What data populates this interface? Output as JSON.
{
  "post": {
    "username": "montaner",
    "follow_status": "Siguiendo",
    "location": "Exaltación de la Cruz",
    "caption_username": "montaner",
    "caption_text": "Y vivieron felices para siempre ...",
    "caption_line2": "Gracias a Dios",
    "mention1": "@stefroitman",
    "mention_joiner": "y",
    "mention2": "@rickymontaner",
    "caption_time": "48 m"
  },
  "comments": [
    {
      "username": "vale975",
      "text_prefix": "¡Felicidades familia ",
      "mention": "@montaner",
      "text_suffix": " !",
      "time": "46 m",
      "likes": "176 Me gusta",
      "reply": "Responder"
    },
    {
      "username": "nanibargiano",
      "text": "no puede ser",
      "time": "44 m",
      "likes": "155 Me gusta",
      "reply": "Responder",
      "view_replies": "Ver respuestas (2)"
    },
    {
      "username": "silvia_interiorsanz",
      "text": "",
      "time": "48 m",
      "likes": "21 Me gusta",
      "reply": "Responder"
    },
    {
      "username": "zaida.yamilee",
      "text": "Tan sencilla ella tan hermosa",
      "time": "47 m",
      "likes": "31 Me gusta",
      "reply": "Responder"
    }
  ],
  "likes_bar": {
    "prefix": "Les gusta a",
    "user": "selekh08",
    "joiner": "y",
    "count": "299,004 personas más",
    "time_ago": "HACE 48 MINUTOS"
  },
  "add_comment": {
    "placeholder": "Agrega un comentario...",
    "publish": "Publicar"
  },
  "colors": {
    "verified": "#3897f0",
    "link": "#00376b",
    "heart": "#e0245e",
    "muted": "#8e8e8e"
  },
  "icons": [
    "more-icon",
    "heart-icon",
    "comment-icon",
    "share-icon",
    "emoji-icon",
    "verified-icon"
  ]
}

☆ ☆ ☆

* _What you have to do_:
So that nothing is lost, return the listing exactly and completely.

* _Completed exercise_:
What data populates this interface? Output as JSON.
{
  "post": {
    "username": "montaner",
    "follow_status": "Siguiendo",
    "location": "Exaltación de la Cruz",
    "caption_username": "montaner",
    "caption_text": "Y vivieron felices para siempre ...",
    "caption_line2": "Gracias a Dios",
    "mention1": "@stefroitman",
    "mention_joiner": "y",
    "mention2": "@rickymontaner",
    "caption_time": "48 m"
  },
  "comments": [
    {
      "username": "vale975",
      "text_prefix": "¡Felicidades familia ",
      "mention": "@montaner",
      "text_suffix": " !",
      "time": "46 m",
      "likes": "176 Me gusta",
      "reply": "Responder"
    },
    {
      "username": "nanibargiano",
      "text": "no puede ser",
      "time": "44 m",
      "likes": "155 Me gusta",
      "reply": "Responder",
      "view_replies": "Ver respuestas (2)"
    },
    {
      "username": "silvia_interiorsanz",
      "text": "",
      "time": "48 m",
      "likes": "21 Me gusta",
      "reply": "Responder"
    },
    {
      "username": "zaida.yamilee",
      "text": "Tan sencilla ella tan hermosa",
      "time": "47 m",
      "likes": "31 Me gusta",
      "reply": "Responder"
    }
  ],
  "likes_bar": {
    "prefix": "Les gusta a",
    "user": "selekh08",
    "joiner": "y",
    "count": "299,004 personas más",
    "time_ago": "HACE 48 MINUTOS"
  },
  "add_comment": {
    "placeholder": "Agrega un comentario...",
    "publish": "Publicar"
  },
  "colors": {
    "verified": "#3897f0",
    "link": "#00376b",
    "heart": "#e0245e",
    "muted": "#8e8e8e"
  },
  "icons": [
    "more-icon",
    "heart-icon",
    "comment-icon",
    "share-icon",
    "emoji-icon",
    "verified-icon"
  ]
}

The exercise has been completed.